Yesterday Gameloft announced that their latest free-to-play open-world MMORPG Dead Rivals would be officially releasing globally on April the 11th, and after checking the Play Store this morning, it would appear that they have held true to their word. You can grab the download right now, though you may want to wait a while before you sit down to play it as the servers are currently getting hammered.
If you happened to miss the pre-registration and soft-launch of Dead Rivals, you may be asking yourself what type of game this is. As I already mentioned, it is an FTP MMORPG, but unlike many of the games in this genre, it's not based around a fantasy setting. Instead, it takes place during modern times, though it is still a fictional world since it's filled to the brim with zombies. That's right, this is a post-apocalyptic zombie MMORPG for mobile.

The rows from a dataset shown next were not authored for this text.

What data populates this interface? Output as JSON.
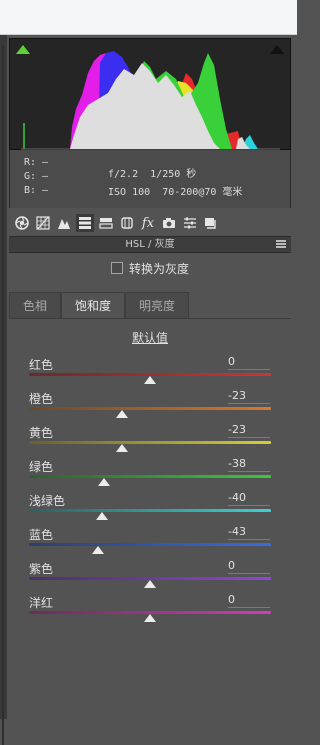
{
  "panel": {
    "readout": {
      "r_label": "R:",
      "r_value": "—",
      "g_label": "G:",
      "g_value": "—",
      "b_label": "B:",
      "b_value": "—"
    },
    "camera": {
      "aperture": "f/2.2",
      "shutter": "1/250 秒",
      "iso": "ISO 100",
      "lens": "70-200@70 毫米"
    },
    "section_title": "HSL / 灰度",
    "convert_gray_label": "转换为灰度",
    "convert_gray_checked": false,
    "tabs": [
      {
        "label": "色相",
        "active": false
      },
      {
        "label": "饱和度",
        "active": true
      },
      {
        "label": "明亮度",
        "active": false
      }
    ],
    "default_label": "默认值",
    "sliders": [
      {
        "label": "红色",
        "value": "0",
        "num": 0,
        "gradient": [
          "#6a2a2a",
          "#c9363a"
        ]
      },
      {
        "label": "橙色",
        "value": "-23",
        "num": -23,
        "gradient": [
          "#6a4a2a",
          "#d87a2a"
        ]
      },
      {
        "label": "黄色",
        "value": "-23",
        "num": -23,
        "gradient": [
          "#66612e",
          "#d8cf32"
        ]
      },
      {
        "label": "绿色",
        "value": "-38",
        "num": -38,
        "gradient": [
          "#2f6030",
          "#3cc93e"
        ]
      },
      {
        "label": "浅绿色",
        "value": "-40",
        "num": -40,
        "gradient": [
          "#2e6060",
          "#3ad3cf"
        ]
      },
      {
        "label": "蓝色",
        "value": "-43",
        "num": -43,
        "gradient": [
          "#2e3f6a",
          "#3a6be0"
        ]
      },
      {
        "label": "紫色",
        "value": "0",
        "num": 0,
        "gradient": [
          "#4d2e6a",
          "#9146d6"
        ]
      },
      {
        "label": "洋红",
        "value": "0",
        "num": 0,
        "gradient": [
          "#6a2e5a",
          "#d43ab6"
        ]
      }
    ]
  },
  "icons": [
    "basic-aperture-icon",
    "tone-curve-grid-icon",
    "detail-triangle-icon",
    "hsl-icon",
    "split-tone-icon",
    "lens-icon",
    "fx-icon",
    "camera-calibration-icon",
    "presets-sliders-icon",
    "snapshots-icon"
  ]
}
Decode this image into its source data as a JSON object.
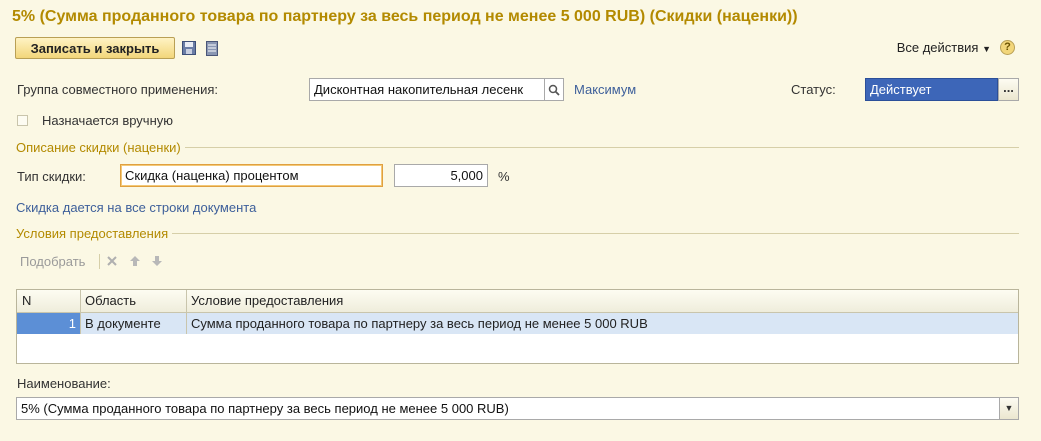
{
  "window": {
    "title": "5% (Сумма проданного товара по партнеру за весь период не менее 5 000 RUB) (Скидки (наценки))"
  },
  "toolbar": {
    "save_close_label": "Записать и закрыть",
    "save_icon": "floppy-disk-icon",
    "doc_icon": "document-list-icon",
    "all_actions_label": "Все действия",
    "help_label": "?"
  },
  "form": {
    "group_label": "Группа совместного применения:",
    "group_value": "Дисконтная накопительная лесенк",
    "group_link": "Максимум",
    "status_label": "Статус:",
    "status_value": "Действует",
    "status_button": "...",
    "manual_label": "Назначается вручную",
    "manual_checked": false
  },
  "discount": {
    "section_title": "Описание скидки (наценки)",
    "type_label": "Тип скидки:",
    "type_value": "Скидка (наценка) процентом",
    "percent_value": "5,000",
    "percent_unit": "%",
    "rows_link": "Скидка дается на все строки документа"
  },
  "conditions": {
    "section_title": "Условия предоставления",
    "pick_label": "Подобрать",
    "columns": [
      "N",
      "Область",
      "Условие предоставления"
    ],
    "rows": [
      {
        "n": "1",
        "area": "В документе",
        "condition": "Сумма проданного товара по партнеру за весь период не менее  5 000 RUB"
      }
    ]
  },
  "name": {
    "label": "Наименование:",
    "value": "5% (Сумма проданного товара по партнеру за весь период не менее 5 000 RUB)"
  },
  "colors": {
    "background": "#fbf8e4",
    "title": "#b38a00",
    "link": "#3d5f9a",
    "status_bg": "#3d66b8",
    "selected_row": "#d9e6f5"
  }
}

Just like the majority of mobile MMORPGs, this release takes advantage of an auto-play mechanic that does all the heavy lifting for you. All you really have to do is follow the instructions on the screen and tap on an arrow every so often to continue on your journey. But sadly this is not where the similarities end. You can also expect loot boxes, multiple currencies, convoluted upgrade paths for your weapons, costly cosmetic items, and a constant stream of pop-up ads nagging you to spend money on any number of in-app purchases that conveniently run as high as $99.99 per item.
Now the thing is, the performance is abysmal. Not only is it difficult to get the game to go past the start screen, if you do get it to load you will instantly notice a ton of jitter, as if the game can't keep up with your movement. I would assume this has to do with Gameloft's servers not being able to handle the number of people jumping into this title on release day. So hopefully things get better with time as the server population evens out.

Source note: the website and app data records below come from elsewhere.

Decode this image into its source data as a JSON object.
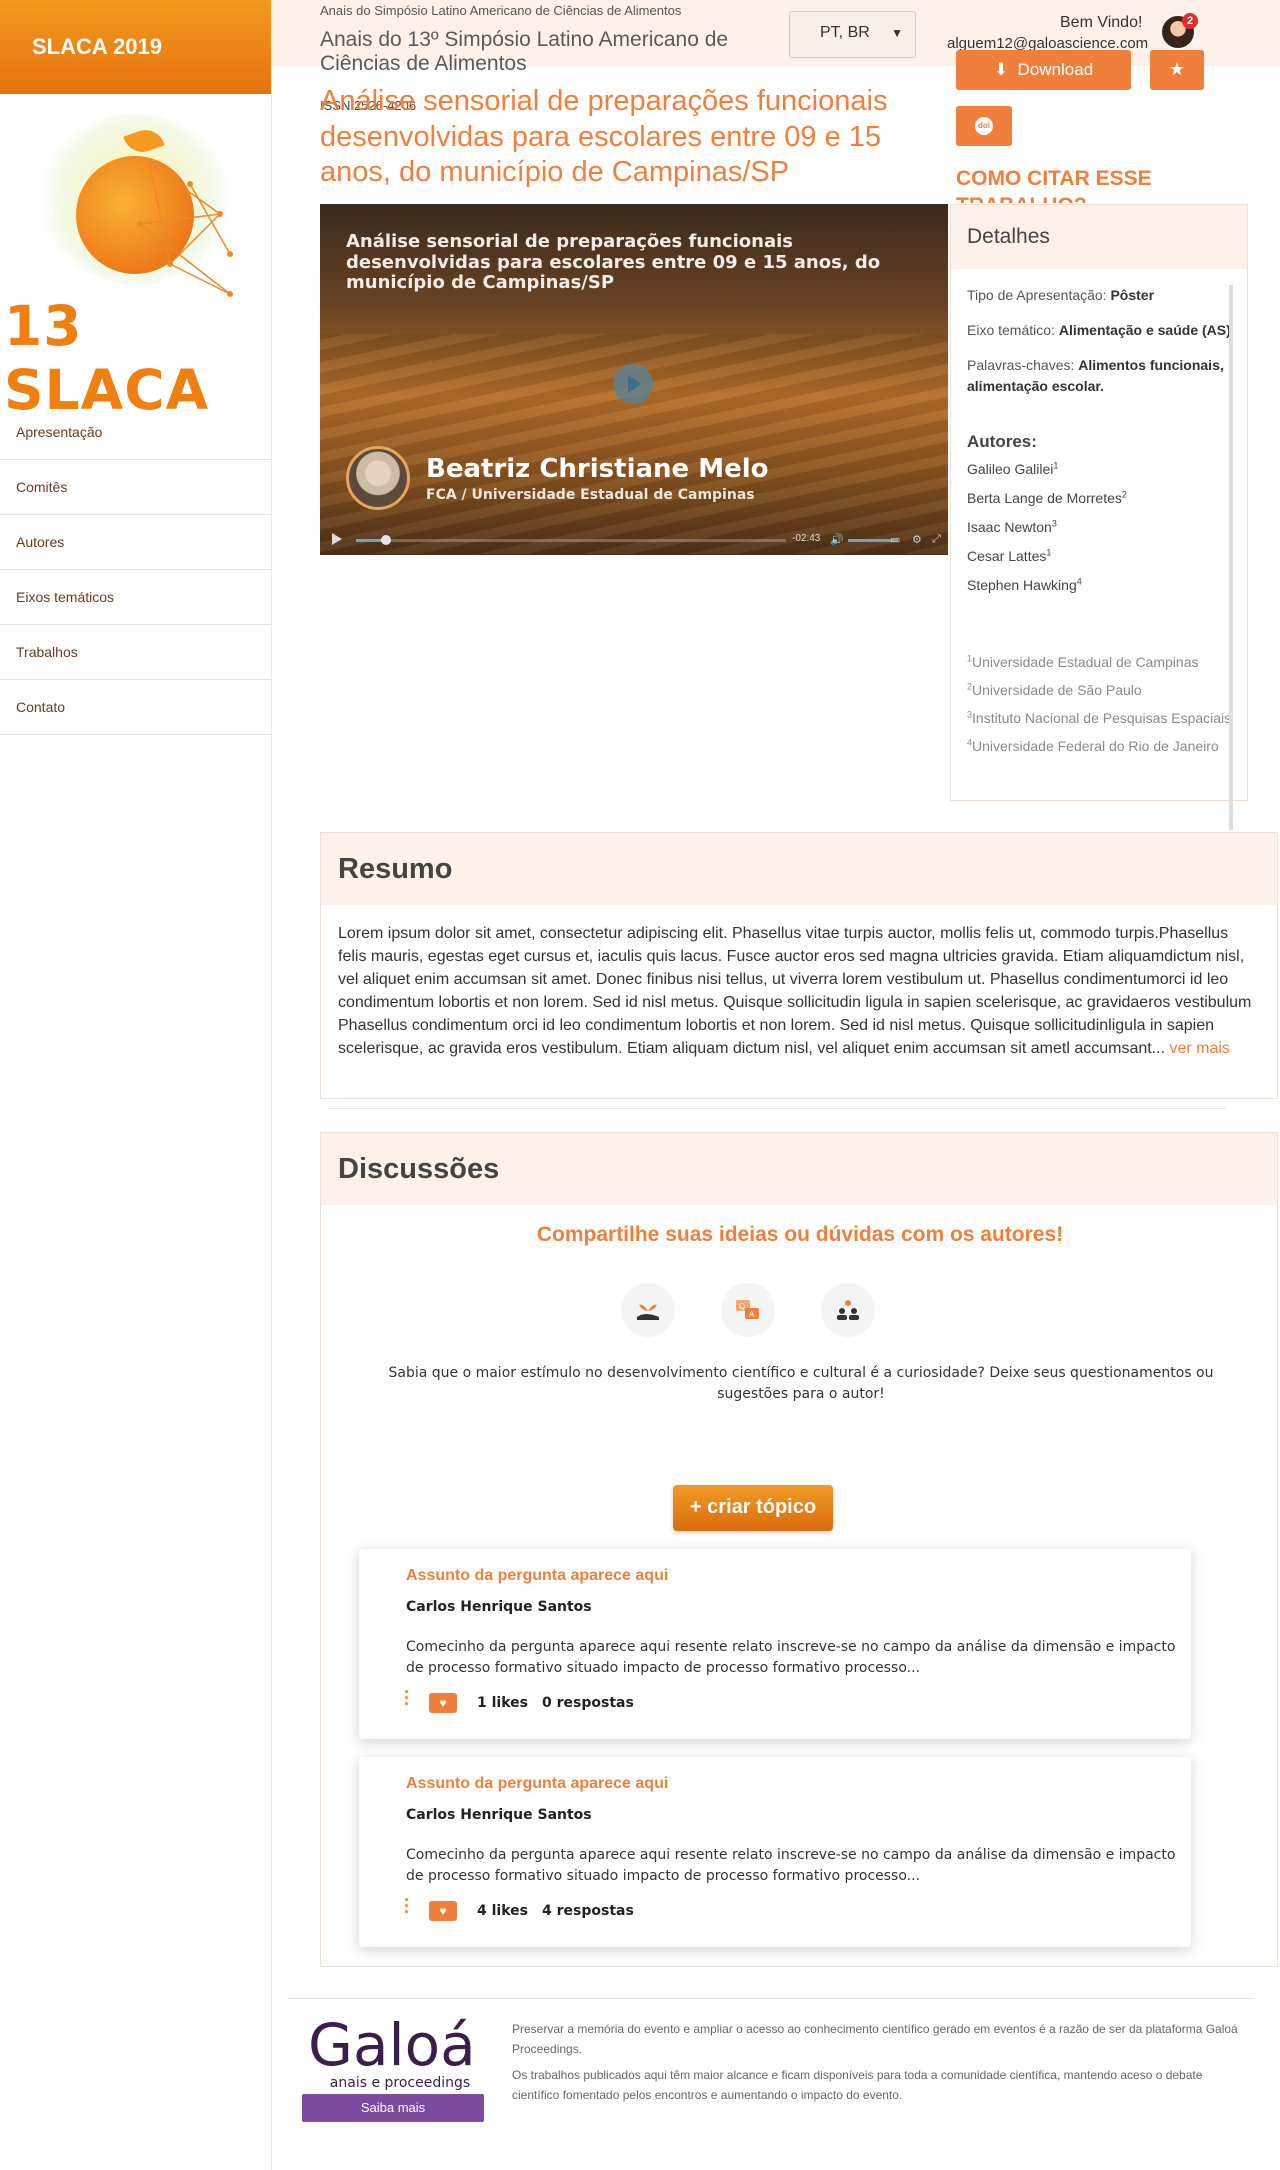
{
  "sidebar": {
    "brand": "SLACA 2019",
    "logo_text": "13 SLACA",
    "nav": [
      "Apresentação",
      "Comitês",
      "Autores",
      "Eixos temáticos",
      "Trabalhos",
      "Contato"
    ]
  },
  "header": {
    "event_small": "Anais do Simpósio Latino Americano de Ciências de Alimentos",
    "event_title": "Anais do 13º Simpósio Latino Americano de Ciências de Alimentos",
    "issn": "ISSN 2526-4206",
    "language": "PT, BR",
    "welcome": "Bem Vindo!",
    "email": "alguem12@galoascience.com",
    "notifications": "2",
    "download_label": "Download",
    "doi_label": "doi",
    "cite_label": "COMO CITAR ESSE TRABALHO?"
  },
  "paper": {
    "title": "Análise sensorial de preparações funcionais desenvolvidas para escolares entre 09 e 15 anos, do município de Campinas/SP"
  },
  "video": {
    "title": "Análise sensorial de preparações funcionais desenvolvidas para escolares entre 09 e 15 anos, do município de Campinas/SP",
    "speaker": "Beatriz Christiane Melo",
    "affiliation": "FCA / Universidade Estadual de Campinas",
    "time": "-02:43",
    "progress": 0.07
  },
  "details": {
    "heading": "Detalhes",
    "tipo_label": "Tipo de Apresentação:",
    "tipo_value": "Pôster",
    "eixo_label": "Eixo temático:",
    "eixo_value": "Alimentação e saúde (AS)",
    "palavras_label": "Palavras-chaves:",
    "palavras_value": "Alimentos funcionais, alimentação escolar.",
    "authors_heading": "Autores:",
    "authors": [
      {
        "name": "Galileo Galilei",
        "sup": "1"
      },
      {
        "name": "Berta Lange de Morretes",
        "sup": "2"
      },
      {
        "name": "Isaac Newton",
        "sup": "3"
      },
      {
        "name": "Cesar Lattes",
        "sup": "1"
      },
      {
        "name": "Stephen Hawking",
        "sup": "4"
      }
    ],
    "institutions": [
      {
        "sup": "1",
        "name": "Universidade Estadual de Campinas"
      },
      {
        "sup": "2",
        "name": "Universidade de São Paulo"
      },
      {
        "sup": "3",
        "name": "Instituto Nacional de Pesquisas Espaciais"
      },
      {
        "sup": "4",
        "name": "Universidade Federal do Rio de Janeiro"
      }
    ]
  },
  "resumo": {
    "heading": "Resumo",
    "text": "Lorem ipsum dolor sit amet, consectetur adipiscing elit. Phasellus vitae turpis auctor, mollis felis ut, commodo turpis.Phasellus felis mauris, egestas eget cursus et, iaculis quis lacus. Fusce auctor eros sed magna ultricies gravida. Etiam aliquamdictum nisl, vel aliquet enim accumsan sit amet. Donec finibus nisi tellus, ut viverra lorem vestibulum ut. Phasellus condimentumorci id leo condimentum lobortis et non lorem. Sed id nisl metus. Quisque sollicitudin ligula in sapien scelerisque, ac gravidaeros vestibulum Phasellus condimentum orci id leo condimentum lobortis et non lorem. Sed id nisl metus. Quisque sollicitudinligula in sapien scelerisque, ac gravida eros vestibulum. Etiam aliquam dictum nisl, vel aliquet enim accumsan sit ametl accumsant...",
    "more": "ver mais"
  },
  "discussoes": {
    "heading": "Discussões",
    "share": "Compartilhe suas ideias ou dúvidas com os autores!",
    "lead": "Sabia que o maior estímulo no desenvolvimento científico e cultural é a curiosidade? Deixe seus questionamentos ou sugestões para o autor!",
    "create_label": "+ criar tópico",
    "topics": [
      {
        "question": "Assunto da pergunta aparece aqui",
        "author": "Carlos Henrique Santos",
        "excerpt": "Comecinho da pergunta aparece aqui resente relato inscreve-se no campo da análise da dimensão e impacto de processo formativo situado impacto de processo formativo processo...",
        "likes": "1 likes",
        "responses": "0 respostas"
      },
      {
        "question": "Assunto da pergunta aparece aqui",
        "author": "Carlos Henrique Santos",
        "excerpt": "Comecinho da pergunta aparece aqui resente relato inscreve-se no campo da análise da dimensão e impacto de processo formativo situado impacto de processo formativo processo...",
        "likes": "4 likes",
        "responses": "4 respostas"
      }
    ]
  },
  "footer": {
    "logo": "Galoá",
    "logo_sub": "anais e proceedings",
    "saiba": "Saiba mais",
    "p1": "Preservar a memória do evento e ampliar o acesso ao conhecimento científico gerado em eventos é a razão de ser da plataforma Galoá Proceedings.",
    "p2": "Os trabalhos publicados aqui têm maior alcance e ficam disponíveis para toda a comunidade científica, mantendo aceso o debate científico fomentado pelos encontros e aumentando o impacto do evento."
  },
  "colors": {
    "accent": "#f07f3c",
    "panel": "#fdf1ea",
    "brand_purple": "#7e4aa0"
  }
}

If you dig all of the newer mobile MMORPGs from Snail Games or Netmarble, then you should feel right at home with Dead Rivals. Sure, the auto-play function may be a turn off for some, but if you come at this style of game with the expectation that you will be spending the majority of your time micromanaging your rewards and upgrades (similar to an idle tapper), you can easily see their appeal. Of course, the primary downside is that the monetization is about as greedy it gets, but sadly this is now the norm for FTP mobile games, especially when it's a release from the likes of Gameloft.